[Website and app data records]
################
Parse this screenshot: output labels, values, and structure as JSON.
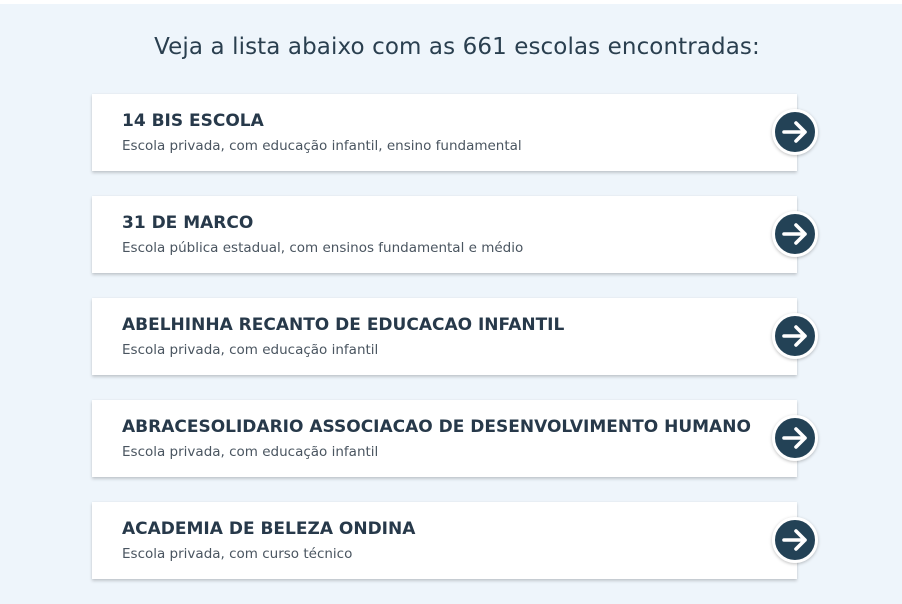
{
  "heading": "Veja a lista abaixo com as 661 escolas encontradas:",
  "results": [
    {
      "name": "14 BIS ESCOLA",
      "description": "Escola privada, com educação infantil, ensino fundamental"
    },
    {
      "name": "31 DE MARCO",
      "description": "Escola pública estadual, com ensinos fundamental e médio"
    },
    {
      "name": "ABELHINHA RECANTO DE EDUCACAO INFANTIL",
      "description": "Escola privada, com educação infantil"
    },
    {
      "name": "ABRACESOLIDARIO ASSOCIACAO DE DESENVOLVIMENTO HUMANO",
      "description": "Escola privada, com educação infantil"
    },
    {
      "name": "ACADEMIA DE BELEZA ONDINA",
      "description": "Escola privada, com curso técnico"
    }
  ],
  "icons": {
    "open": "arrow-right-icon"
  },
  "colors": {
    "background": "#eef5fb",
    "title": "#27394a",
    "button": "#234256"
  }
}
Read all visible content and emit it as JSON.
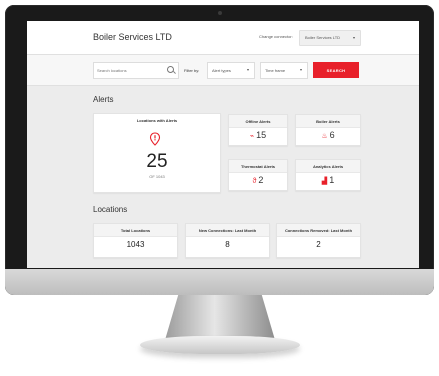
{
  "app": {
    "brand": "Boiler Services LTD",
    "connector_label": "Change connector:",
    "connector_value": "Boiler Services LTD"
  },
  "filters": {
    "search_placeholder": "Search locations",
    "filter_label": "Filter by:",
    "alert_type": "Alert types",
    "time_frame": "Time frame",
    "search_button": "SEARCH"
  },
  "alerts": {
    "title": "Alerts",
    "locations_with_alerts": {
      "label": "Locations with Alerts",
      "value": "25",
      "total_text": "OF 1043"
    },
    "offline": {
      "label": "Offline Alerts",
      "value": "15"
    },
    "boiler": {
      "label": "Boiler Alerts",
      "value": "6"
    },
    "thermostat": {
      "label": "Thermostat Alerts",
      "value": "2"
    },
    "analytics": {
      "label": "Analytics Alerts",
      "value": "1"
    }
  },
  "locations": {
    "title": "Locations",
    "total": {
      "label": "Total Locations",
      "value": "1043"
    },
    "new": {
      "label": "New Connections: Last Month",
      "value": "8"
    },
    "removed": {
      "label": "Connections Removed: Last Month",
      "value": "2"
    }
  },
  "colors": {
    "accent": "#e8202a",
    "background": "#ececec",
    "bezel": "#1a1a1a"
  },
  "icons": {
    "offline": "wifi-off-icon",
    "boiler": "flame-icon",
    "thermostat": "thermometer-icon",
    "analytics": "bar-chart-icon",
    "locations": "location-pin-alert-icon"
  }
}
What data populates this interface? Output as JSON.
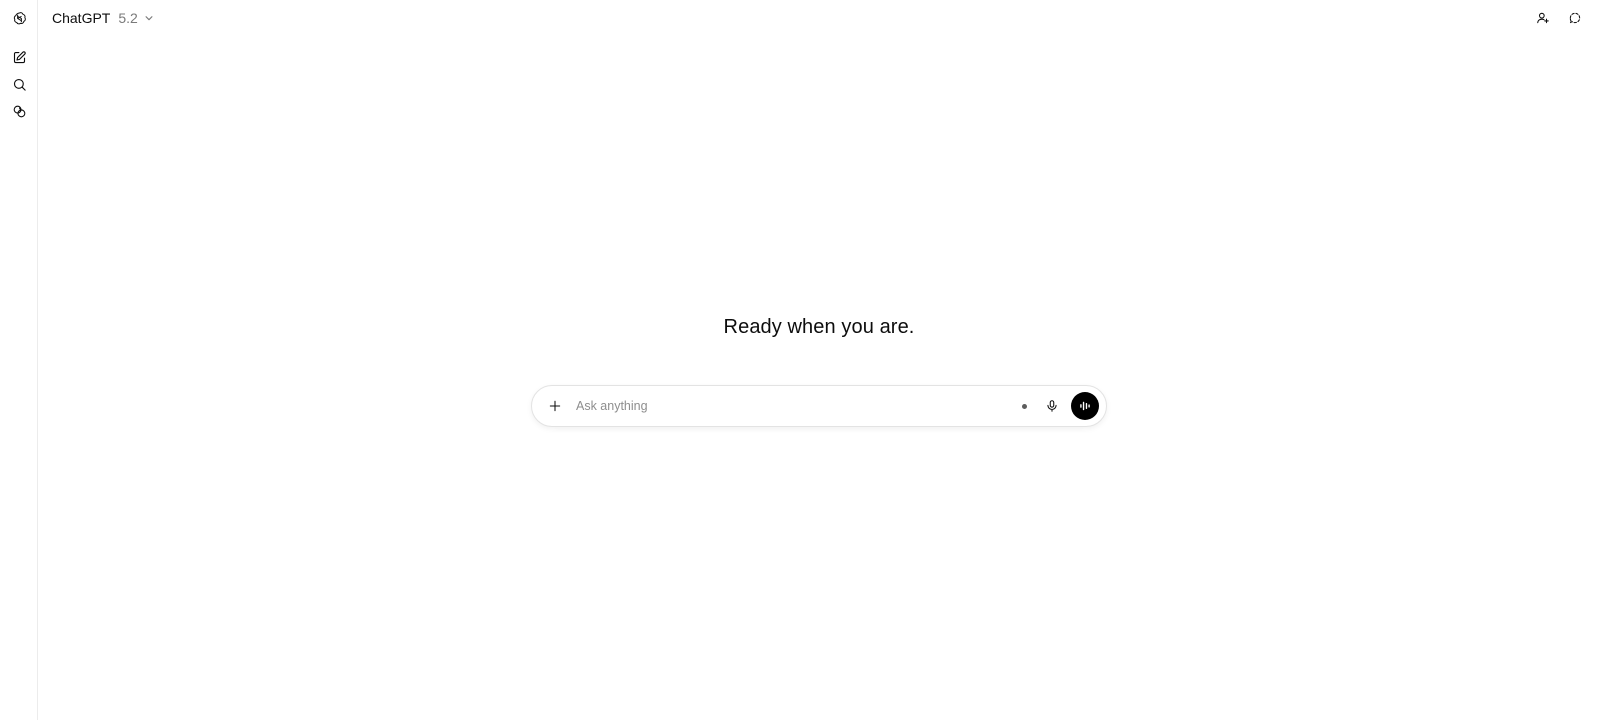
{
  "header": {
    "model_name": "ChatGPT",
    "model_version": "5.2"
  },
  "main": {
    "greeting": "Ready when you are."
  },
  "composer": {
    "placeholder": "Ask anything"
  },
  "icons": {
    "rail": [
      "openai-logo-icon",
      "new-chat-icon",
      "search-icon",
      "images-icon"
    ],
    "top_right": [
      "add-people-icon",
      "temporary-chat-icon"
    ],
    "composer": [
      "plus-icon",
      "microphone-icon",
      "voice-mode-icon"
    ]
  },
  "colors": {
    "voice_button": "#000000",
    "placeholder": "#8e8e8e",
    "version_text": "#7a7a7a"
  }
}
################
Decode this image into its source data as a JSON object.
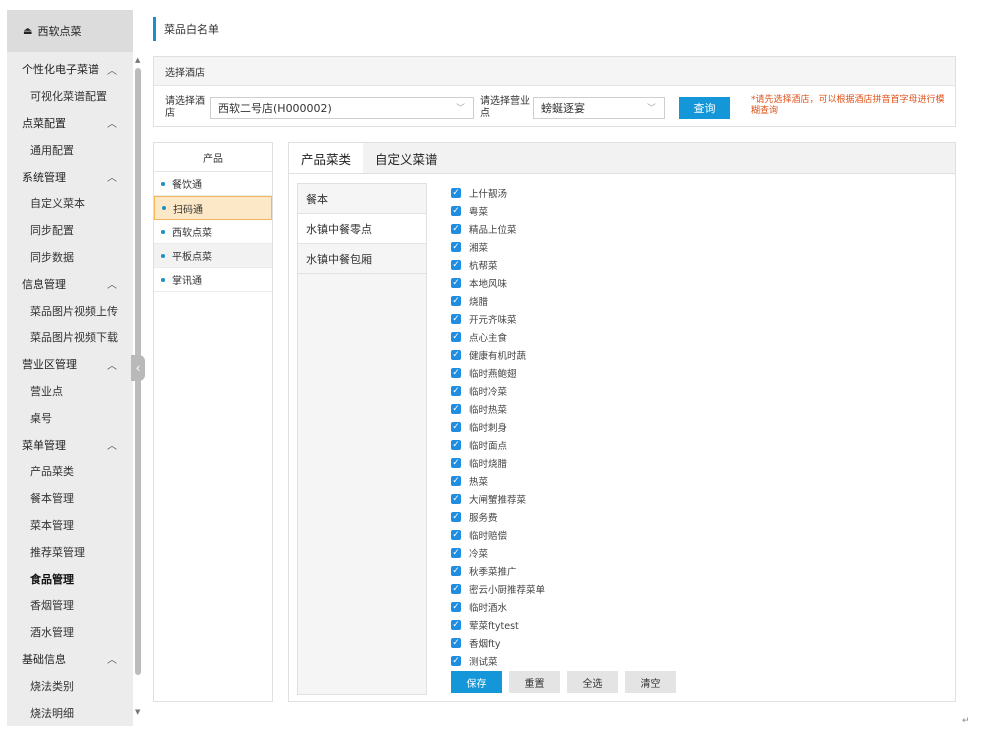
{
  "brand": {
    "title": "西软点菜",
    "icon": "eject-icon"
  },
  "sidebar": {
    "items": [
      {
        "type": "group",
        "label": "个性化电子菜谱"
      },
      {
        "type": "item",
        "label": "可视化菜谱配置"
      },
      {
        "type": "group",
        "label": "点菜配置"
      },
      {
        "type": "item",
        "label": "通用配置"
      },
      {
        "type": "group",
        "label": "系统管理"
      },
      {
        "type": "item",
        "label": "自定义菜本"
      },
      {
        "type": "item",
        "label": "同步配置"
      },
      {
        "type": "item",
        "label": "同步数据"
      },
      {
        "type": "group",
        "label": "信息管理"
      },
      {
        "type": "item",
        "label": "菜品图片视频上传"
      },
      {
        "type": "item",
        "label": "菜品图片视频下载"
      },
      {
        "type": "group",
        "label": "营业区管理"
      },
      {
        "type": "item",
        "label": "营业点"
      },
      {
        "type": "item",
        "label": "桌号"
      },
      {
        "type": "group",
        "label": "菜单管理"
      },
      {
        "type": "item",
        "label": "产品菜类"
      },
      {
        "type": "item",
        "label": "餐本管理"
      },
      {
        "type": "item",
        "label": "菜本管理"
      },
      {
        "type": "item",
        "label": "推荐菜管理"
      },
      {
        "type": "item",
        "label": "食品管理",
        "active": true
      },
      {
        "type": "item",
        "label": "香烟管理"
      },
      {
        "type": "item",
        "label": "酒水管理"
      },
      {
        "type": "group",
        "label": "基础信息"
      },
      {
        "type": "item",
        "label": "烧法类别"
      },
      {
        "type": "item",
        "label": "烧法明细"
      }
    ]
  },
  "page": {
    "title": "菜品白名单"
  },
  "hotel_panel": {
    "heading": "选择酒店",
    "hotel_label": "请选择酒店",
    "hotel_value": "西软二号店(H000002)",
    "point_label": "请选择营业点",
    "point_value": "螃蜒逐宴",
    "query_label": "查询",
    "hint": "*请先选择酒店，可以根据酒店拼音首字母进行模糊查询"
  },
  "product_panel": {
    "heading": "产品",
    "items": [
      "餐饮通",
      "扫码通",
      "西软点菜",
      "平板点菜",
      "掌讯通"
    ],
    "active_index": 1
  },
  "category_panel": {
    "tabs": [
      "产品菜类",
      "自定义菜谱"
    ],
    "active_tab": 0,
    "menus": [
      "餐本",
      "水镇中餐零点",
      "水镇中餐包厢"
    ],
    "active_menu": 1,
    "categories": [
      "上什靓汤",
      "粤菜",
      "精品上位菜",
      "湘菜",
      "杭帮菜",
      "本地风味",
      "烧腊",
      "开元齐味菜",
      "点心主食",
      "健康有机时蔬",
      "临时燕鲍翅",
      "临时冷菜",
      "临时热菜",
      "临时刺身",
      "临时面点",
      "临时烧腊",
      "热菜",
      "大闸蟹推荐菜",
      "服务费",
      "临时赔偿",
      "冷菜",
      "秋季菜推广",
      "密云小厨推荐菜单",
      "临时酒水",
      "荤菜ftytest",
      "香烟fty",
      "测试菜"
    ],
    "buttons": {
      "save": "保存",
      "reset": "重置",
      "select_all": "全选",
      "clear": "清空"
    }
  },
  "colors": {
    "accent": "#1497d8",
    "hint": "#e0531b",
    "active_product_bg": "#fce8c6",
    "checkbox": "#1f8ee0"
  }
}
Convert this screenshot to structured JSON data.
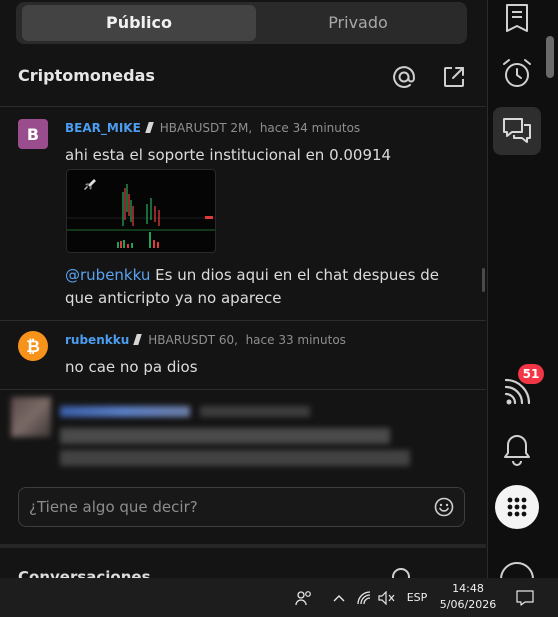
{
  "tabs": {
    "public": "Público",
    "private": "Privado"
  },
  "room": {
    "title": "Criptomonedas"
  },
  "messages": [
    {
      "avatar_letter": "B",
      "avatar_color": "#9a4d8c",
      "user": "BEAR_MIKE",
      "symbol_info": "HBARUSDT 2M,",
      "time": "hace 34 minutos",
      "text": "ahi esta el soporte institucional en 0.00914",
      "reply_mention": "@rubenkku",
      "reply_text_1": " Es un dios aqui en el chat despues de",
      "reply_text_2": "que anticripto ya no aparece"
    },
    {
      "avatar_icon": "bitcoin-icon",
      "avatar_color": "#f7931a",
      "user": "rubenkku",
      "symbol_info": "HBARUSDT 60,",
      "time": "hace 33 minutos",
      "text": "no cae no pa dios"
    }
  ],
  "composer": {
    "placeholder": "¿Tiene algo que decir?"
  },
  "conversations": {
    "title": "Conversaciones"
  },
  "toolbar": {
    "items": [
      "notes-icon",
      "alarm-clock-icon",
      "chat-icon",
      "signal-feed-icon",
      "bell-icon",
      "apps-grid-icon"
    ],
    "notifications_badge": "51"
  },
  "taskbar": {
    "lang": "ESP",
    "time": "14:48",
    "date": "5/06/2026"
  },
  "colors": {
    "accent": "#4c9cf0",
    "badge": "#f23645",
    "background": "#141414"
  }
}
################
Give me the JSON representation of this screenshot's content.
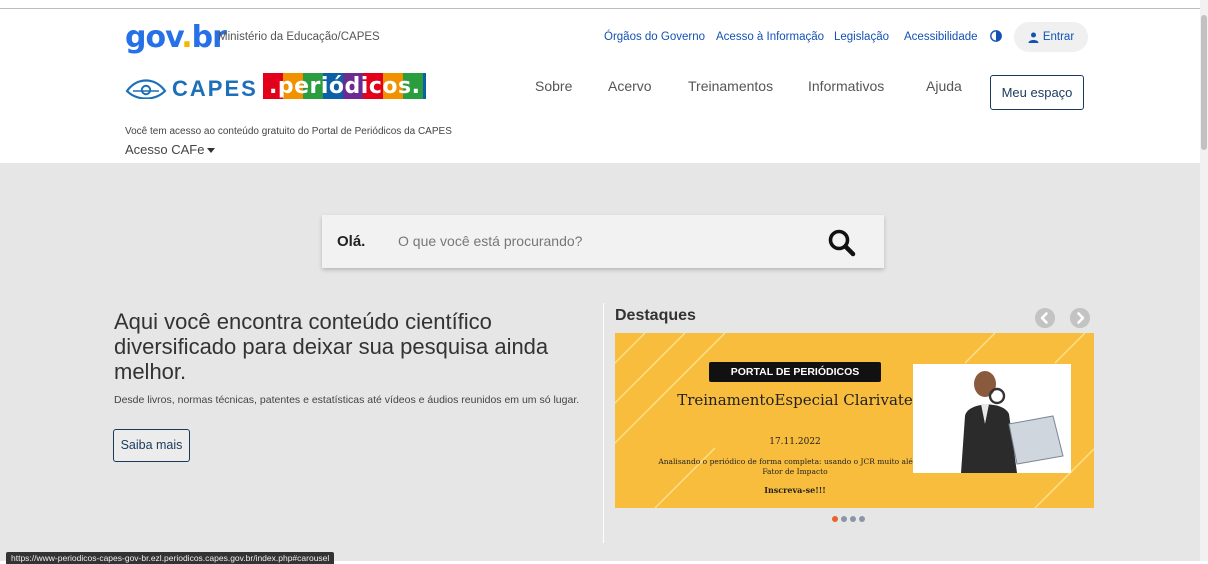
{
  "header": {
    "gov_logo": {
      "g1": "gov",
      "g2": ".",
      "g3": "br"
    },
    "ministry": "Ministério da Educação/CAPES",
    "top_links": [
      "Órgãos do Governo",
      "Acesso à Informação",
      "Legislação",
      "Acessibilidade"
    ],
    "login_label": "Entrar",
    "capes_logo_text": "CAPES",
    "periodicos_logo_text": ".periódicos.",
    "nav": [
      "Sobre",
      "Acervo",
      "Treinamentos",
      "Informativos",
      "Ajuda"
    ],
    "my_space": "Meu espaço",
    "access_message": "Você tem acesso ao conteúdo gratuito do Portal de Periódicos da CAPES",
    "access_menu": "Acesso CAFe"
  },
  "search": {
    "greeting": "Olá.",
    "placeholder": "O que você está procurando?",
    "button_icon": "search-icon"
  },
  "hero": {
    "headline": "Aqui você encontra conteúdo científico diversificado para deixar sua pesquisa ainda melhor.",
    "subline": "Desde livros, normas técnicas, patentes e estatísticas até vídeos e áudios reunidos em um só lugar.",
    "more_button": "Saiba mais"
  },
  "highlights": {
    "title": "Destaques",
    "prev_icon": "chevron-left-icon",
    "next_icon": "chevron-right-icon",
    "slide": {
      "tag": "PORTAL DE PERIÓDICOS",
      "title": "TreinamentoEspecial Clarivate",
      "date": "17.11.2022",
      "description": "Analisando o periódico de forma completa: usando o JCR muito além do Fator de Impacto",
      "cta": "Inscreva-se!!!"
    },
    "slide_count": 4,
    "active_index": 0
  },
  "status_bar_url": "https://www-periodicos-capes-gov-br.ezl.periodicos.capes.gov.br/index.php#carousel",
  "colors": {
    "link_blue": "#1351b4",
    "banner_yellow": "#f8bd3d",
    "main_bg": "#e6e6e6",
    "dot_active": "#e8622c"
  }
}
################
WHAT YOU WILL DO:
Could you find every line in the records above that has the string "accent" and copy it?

WRITTEN SOLUTION:
    "accent": "#e8202a",
    "accent": "#1497d8",
    "accent": "#4c9cf0",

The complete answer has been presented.